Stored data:
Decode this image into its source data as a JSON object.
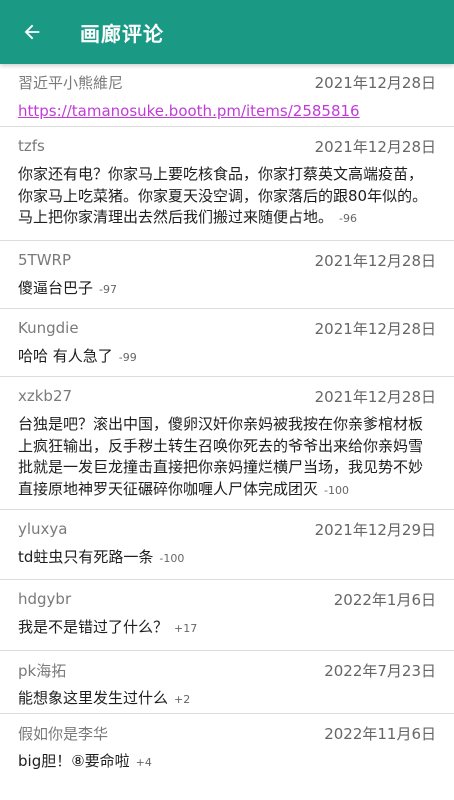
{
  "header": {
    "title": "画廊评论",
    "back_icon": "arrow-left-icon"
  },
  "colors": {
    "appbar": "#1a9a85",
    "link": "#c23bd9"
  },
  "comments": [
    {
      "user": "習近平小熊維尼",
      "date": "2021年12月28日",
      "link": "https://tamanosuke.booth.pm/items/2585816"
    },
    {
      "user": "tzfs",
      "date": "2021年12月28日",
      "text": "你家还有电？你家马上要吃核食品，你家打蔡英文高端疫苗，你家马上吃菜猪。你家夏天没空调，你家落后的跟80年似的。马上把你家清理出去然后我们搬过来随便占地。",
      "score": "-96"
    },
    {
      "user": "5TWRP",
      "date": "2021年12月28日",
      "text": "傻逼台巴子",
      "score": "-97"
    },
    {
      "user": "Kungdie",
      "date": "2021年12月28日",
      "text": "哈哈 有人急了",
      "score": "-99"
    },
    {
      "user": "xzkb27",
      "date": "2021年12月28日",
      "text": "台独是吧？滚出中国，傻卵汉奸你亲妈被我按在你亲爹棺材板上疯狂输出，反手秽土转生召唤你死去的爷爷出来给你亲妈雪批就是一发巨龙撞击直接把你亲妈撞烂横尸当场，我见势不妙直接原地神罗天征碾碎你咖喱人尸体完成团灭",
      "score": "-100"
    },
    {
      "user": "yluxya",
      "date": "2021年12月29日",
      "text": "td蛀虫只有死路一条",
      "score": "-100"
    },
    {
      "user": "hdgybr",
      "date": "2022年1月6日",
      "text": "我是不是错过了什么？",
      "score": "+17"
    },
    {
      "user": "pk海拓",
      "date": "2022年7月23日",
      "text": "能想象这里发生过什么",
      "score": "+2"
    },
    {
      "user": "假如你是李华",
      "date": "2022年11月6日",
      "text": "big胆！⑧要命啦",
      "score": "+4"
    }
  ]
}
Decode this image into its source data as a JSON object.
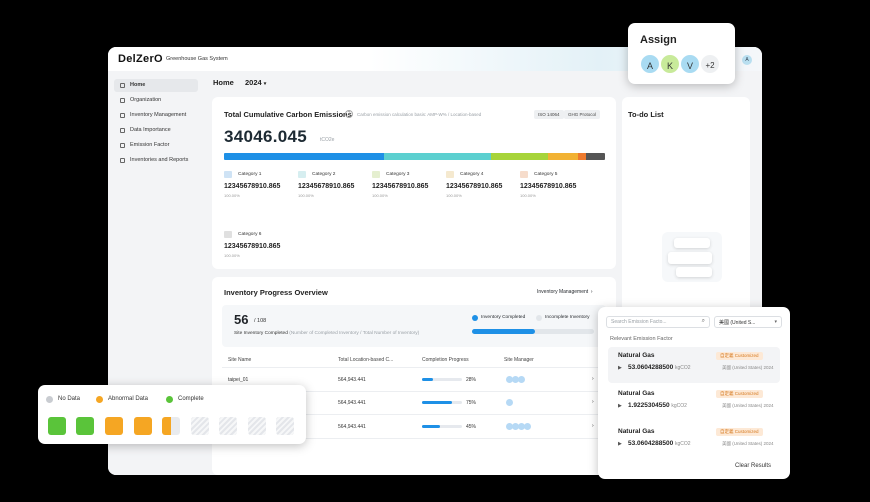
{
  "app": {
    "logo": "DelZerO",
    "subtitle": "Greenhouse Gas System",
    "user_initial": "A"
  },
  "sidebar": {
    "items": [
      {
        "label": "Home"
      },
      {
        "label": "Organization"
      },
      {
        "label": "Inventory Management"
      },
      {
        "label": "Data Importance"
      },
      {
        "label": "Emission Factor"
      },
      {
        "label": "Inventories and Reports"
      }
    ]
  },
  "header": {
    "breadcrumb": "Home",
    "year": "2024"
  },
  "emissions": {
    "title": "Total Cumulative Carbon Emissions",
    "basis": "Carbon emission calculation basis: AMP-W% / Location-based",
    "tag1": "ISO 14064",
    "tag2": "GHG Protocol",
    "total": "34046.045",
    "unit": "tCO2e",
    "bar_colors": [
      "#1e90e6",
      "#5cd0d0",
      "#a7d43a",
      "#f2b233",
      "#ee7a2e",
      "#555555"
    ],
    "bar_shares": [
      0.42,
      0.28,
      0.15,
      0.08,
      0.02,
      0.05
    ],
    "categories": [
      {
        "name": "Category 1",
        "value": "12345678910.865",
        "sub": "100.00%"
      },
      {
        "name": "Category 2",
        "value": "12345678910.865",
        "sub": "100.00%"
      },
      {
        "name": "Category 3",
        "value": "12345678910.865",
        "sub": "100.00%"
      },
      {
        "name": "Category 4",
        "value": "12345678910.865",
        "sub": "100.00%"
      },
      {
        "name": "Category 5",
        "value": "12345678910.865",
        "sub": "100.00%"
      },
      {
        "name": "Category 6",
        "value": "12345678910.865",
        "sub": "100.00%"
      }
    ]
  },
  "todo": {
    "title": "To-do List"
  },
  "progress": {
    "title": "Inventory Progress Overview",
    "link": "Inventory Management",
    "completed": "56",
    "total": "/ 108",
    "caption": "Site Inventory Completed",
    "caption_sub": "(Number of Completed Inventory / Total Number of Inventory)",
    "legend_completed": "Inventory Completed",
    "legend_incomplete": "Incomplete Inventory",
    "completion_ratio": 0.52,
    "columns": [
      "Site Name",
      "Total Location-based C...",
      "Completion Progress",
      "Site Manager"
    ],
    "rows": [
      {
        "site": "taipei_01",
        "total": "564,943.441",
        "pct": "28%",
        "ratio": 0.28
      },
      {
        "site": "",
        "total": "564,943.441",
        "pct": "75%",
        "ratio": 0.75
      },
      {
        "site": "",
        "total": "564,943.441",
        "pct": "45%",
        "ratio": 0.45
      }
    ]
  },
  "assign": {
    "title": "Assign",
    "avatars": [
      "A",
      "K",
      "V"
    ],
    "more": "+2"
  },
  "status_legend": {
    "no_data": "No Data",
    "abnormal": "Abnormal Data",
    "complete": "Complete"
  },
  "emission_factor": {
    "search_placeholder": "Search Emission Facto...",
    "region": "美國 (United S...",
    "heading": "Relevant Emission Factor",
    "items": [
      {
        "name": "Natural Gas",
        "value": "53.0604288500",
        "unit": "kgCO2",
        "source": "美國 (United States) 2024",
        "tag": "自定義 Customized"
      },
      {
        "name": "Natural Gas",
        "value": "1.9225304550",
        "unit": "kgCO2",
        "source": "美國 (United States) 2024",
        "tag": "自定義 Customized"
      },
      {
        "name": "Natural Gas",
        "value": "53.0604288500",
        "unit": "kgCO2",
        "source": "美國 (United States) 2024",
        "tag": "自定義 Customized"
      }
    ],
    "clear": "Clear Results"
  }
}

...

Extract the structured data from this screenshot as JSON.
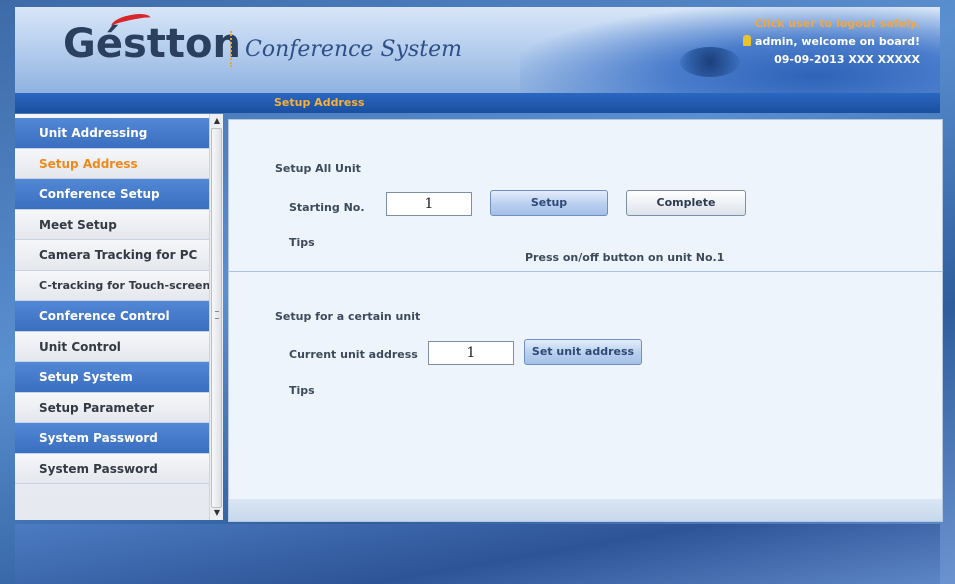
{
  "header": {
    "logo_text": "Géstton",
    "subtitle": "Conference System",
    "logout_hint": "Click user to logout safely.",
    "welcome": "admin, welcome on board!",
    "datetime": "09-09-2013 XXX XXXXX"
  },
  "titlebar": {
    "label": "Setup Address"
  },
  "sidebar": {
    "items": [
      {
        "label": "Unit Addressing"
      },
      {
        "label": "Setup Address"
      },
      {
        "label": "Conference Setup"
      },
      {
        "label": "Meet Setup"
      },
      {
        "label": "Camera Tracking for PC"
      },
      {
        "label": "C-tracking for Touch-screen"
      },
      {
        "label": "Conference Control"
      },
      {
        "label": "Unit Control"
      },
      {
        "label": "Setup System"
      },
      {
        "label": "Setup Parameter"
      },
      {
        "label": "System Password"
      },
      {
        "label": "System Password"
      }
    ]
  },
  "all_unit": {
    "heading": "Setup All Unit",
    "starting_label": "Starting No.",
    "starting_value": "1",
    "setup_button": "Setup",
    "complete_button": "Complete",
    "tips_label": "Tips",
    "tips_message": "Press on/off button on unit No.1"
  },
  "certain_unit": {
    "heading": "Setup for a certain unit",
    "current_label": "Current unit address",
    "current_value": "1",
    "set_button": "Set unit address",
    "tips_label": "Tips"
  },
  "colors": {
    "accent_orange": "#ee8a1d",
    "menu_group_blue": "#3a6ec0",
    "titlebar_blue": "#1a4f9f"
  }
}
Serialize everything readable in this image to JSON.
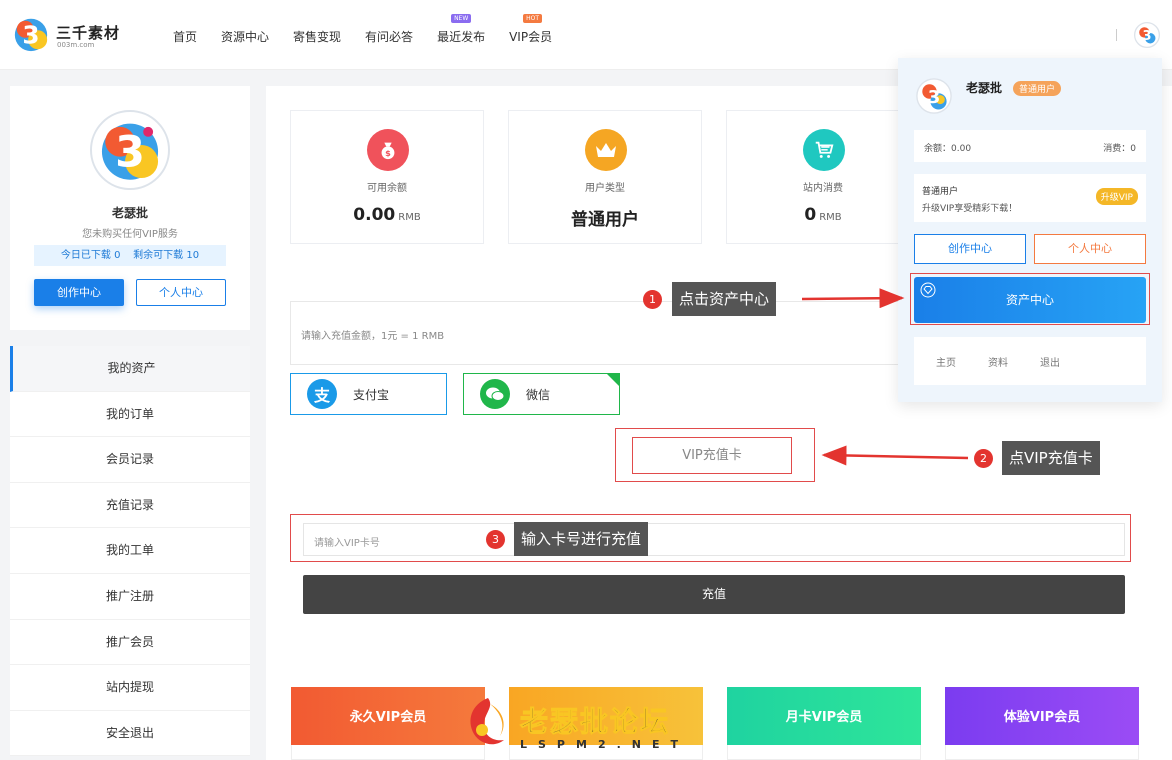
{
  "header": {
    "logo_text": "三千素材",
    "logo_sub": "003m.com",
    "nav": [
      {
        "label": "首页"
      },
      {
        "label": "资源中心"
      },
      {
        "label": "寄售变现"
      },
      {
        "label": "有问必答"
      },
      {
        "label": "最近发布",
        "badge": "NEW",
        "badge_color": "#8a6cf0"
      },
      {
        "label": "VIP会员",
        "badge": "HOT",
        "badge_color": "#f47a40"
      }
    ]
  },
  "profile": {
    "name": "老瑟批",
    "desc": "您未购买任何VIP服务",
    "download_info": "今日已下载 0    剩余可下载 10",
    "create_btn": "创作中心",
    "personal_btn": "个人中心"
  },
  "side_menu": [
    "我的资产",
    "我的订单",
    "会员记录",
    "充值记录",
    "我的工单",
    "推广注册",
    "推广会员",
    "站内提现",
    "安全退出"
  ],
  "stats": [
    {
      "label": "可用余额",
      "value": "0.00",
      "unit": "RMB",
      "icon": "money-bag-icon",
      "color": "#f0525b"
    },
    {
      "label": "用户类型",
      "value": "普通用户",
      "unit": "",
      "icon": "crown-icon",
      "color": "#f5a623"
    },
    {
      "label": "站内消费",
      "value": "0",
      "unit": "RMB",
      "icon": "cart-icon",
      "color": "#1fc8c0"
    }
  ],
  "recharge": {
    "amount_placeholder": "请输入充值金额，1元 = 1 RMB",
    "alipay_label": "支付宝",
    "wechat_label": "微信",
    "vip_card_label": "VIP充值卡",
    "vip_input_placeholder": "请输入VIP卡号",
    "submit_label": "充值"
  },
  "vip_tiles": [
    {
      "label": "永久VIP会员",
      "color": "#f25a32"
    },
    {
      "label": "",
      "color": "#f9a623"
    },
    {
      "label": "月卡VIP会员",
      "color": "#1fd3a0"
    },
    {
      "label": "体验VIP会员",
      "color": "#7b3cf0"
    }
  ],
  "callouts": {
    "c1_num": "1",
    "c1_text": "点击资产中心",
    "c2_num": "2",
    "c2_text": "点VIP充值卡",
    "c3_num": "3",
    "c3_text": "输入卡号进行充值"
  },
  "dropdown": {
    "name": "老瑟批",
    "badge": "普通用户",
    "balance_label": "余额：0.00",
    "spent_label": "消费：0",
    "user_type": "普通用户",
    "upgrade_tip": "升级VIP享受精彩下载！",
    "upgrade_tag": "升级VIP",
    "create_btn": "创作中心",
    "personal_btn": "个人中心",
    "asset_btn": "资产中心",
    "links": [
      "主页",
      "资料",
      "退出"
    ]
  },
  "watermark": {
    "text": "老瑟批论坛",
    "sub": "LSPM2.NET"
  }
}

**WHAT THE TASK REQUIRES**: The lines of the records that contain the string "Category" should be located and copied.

**RESULT OF THE EXERCISE**:
        "name": "Category 1",
        "name": "Category 2",
        "name": "Category 3",
        "name": "Category 4",
        "name": "Category 5",
        "name": "Category 6",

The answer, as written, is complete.